Wherever the word "legend" appears in the entries, copy the whole line.

Source data
BEGIN
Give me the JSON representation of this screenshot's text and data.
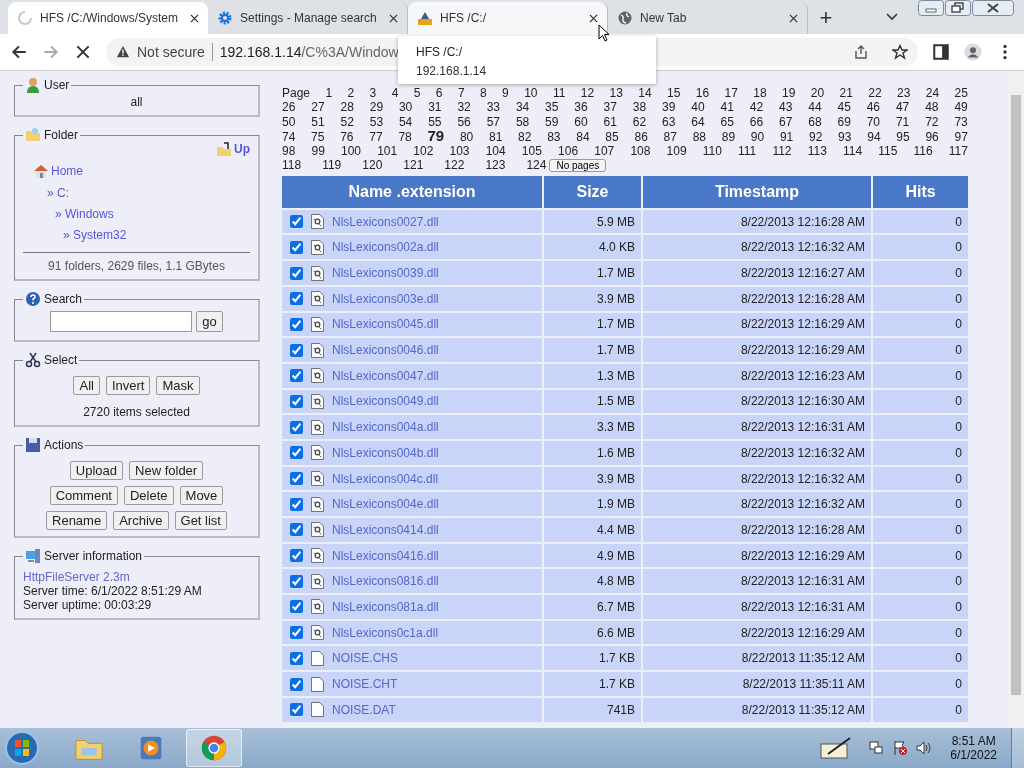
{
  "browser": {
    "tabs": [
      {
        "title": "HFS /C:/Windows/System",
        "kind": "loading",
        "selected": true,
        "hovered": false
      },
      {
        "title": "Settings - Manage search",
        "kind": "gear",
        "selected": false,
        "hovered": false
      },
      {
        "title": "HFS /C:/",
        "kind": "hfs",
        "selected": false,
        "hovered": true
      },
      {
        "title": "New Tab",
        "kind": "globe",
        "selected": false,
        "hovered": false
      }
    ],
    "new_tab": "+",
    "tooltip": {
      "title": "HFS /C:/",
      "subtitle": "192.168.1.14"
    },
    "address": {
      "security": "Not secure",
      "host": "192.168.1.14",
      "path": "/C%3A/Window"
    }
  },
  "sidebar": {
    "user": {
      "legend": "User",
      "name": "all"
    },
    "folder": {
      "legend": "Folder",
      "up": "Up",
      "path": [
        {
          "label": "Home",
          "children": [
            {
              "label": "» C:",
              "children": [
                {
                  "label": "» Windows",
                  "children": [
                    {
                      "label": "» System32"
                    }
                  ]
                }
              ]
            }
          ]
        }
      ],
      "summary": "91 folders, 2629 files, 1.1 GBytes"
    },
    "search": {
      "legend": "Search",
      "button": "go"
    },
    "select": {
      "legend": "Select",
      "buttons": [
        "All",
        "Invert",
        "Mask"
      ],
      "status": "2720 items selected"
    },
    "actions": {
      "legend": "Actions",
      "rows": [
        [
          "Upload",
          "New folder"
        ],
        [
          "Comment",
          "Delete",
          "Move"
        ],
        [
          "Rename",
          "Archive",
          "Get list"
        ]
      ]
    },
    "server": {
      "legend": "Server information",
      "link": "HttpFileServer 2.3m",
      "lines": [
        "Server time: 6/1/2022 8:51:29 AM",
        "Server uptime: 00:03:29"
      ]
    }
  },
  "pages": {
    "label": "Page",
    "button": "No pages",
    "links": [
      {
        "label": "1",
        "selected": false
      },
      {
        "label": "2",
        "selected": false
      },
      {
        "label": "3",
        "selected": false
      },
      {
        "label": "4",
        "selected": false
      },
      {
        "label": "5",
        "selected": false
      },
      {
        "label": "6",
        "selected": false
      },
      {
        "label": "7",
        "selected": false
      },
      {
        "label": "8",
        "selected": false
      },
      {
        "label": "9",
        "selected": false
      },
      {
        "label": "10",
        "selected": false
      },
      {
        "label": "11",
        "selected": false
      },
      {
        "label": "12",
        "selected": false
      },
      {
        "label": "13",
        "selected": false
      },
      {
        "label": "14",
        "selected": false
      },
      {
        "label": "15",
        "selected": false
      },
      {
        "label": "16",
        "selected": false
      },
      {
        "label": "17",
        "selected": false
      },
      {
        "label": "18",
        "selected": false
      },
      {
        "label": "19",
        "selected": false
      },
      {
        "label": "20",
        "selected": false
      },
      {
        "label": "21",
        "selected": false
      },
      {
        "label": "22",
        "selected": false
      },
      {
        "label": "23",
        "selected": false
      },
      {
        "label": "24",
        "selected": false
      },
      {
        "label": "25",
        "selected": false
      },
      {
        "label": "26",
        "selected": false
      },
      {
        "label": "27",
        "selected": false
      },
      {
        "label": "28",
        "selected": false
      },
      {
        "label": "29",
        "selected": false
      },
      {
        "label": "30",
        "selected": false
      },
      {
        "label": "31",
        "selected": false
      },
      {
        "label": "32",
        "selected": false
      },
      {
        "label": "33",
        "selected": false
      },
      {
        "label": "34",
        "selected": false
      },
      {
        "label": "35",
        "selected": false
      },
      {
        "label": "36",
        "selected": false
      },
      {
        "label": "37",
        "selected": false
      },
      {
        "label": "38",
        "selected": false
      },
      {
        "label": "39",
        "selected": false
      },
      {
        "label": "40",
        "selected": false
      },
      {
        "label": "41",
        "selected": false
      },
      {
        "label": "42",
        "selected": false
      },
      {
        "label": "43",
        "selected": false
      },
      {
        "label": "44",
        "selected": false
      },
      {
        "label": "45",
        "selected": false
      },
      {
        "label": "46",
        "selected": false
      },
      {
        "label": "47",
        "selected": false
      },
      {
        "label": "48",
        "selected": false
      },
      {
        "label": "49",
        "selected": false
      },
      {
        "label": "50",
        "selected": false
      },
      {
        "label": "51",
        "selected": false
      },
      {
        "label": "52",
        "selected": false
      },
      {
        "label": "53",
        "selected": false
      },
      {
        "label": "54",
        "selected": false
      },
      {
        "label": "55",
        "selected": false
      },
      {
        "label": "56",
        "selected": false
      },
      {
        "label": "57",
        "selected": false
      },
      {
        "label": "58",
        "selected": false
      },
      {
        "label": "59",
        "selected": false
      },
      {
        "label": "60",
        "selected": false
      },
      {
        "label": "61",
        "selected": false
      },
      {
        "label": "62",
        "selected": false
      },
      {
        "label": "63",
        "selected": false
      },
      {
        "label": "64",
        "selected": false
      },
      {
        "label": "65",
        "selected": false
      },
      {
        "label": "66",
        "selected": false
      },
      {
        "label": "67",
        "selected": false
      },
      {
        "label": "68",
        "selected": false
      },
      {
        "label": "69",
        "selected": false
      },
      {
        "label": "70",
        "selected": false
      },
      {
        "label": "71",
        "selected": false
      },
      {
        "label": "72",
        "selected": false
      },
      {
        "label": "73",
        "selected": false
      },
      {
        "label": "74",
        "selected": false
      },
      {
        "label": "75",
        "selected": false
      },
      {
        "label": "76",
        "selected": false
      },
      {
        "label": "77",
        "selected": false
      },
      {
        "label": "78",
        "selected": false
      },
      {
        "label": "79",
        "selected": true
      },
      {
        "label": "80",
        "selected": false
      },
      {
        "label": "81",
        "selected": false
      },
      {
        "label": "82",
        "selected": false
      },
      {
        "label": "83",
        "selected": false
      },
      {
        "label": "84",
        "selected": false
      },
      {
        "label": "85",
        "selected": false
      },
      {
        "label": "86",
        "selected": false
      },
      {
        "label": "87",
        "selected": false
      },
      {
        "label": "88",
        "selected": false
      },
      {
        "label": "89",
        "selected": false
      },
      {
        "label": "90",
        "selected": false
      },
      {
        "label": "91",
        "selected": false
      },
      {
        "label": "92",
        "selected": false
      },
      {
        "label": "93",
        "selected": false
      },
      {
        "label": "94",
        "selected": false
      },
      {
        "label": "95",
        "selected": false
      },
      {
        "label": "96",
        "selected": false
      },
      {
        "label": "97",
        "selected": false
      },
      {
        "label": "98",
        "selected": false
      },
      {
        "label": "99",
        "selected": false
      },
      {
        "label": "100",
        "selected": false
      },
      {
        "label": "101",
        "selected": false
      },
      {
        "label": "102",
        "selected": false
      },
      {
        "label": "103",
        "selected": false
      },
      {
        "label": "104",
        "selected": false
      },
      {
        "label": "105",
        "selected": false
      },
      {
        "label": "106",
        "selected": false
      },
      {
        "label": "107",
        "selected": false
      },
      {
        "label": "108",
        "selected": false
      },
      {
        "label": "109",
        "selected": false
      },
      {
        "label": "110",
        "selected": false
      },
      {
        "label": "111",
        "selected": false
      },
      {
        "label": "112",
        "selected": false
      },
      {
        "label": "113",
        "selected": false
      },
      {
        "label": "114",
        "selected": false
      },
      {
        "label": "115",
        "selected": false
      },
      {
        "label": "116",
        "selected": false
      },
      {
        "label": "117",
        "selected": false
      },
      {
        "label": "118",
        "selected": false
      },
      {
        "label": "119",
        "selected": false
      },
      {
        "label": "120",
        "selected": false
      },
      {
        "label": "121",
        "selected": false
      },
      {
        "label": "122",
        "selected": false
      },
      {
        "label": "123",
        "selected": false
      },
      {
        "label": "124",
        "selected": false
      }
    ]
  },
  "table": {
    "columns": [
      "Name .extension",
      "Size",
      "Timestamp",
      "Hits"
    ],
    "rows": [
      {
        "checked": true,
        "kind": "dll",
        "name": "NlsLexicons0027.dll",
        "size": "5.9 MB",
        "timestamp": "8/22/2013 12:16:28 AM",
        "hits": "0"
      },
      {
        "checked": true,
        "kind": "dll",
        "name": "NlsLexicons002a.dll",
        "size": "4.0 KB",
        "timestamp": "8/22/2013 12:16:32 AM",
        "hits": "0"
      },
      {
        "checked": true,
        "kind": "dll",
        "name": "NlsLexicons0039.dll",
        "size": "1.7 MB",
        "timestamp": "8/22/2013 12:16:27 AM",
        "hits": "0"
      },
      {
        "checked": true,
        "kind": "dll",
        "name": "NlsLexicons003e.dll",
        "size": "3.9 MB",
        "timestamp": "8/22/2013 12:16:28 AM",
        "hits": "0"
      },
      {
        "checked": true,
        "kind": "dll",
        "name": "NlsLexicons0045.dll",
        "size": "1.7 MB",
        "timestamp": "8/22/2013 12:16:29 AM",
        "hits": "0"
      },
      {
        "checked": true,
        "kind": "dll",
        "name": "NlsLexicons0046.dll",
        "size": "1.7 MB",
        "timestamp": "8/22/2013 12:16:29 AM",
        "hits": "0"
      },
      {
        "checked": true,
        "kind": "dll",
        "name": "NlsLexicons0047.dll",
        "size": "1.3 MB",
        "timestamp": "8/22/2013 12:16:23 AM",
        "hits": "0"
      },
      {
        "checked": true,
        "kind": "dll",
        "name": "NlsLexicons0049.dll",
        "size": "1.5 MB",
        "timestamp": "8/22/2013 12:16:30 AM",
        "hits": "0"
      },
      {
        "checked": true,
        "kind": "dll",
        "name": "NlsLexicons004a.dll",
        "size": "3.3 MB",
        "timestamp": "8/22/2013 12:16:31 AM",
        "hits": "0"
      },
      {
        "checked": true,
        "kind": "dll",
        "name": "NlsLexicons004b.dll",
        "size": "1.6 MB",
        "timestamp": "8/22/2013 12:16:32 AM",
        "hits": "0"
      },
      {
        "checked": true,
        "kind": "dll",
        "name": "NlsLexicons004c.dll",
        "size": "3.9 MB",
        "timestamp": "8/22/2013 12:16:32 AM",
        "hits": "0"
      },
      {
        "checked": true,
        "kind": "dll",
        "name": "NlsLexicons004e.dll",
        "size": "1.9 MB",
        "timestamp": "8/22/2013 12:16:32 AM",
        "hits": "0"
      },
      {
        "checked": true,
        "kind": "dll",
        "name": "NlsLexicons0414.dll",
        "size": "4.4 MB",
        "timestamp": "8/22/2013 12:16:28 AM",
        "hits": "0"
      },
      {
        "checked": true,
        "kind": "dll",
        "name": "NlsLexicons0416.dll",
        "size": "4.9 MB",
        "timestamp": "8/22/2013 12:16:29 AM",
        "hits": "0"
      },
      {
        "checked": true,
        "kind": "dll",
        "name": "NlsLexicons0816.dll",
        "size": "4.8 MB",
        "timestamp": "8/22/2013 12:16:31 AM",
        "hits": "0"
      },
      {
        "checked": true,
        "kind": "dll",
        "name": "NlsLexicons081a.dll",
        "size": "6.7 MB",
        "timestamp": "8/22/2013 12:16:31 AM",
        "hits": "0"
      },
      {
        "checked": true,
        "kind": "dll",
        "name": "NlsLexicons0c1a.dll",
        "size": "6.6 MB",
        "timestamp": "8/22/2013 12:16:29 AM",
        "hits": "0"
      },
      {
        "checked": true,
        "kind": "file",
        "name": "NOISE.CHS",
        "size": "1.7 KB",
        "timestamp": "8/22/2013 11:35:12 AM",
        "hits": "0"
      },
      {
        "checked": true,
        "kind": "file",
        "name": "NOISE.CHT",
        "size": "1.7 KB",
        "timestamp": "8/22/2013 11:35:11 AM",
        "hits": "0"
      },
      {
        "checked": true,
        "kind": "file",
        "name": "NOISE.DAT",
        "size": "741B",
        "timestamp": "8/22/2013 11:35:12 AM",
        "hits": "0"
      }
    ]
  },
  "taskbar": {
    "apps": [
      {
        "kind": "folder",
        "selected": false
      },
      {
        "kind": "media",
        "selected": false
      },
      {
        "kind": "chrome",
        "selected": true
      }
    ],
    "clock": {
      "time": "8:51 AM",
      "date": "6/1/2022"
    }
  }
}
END
| Output of the exercise |
      "legend": "User",
      "legend": "Folder",
      "legend": "Search",
      "legend": "Select",
      "legend": "Actions",
      "legend": "Server information",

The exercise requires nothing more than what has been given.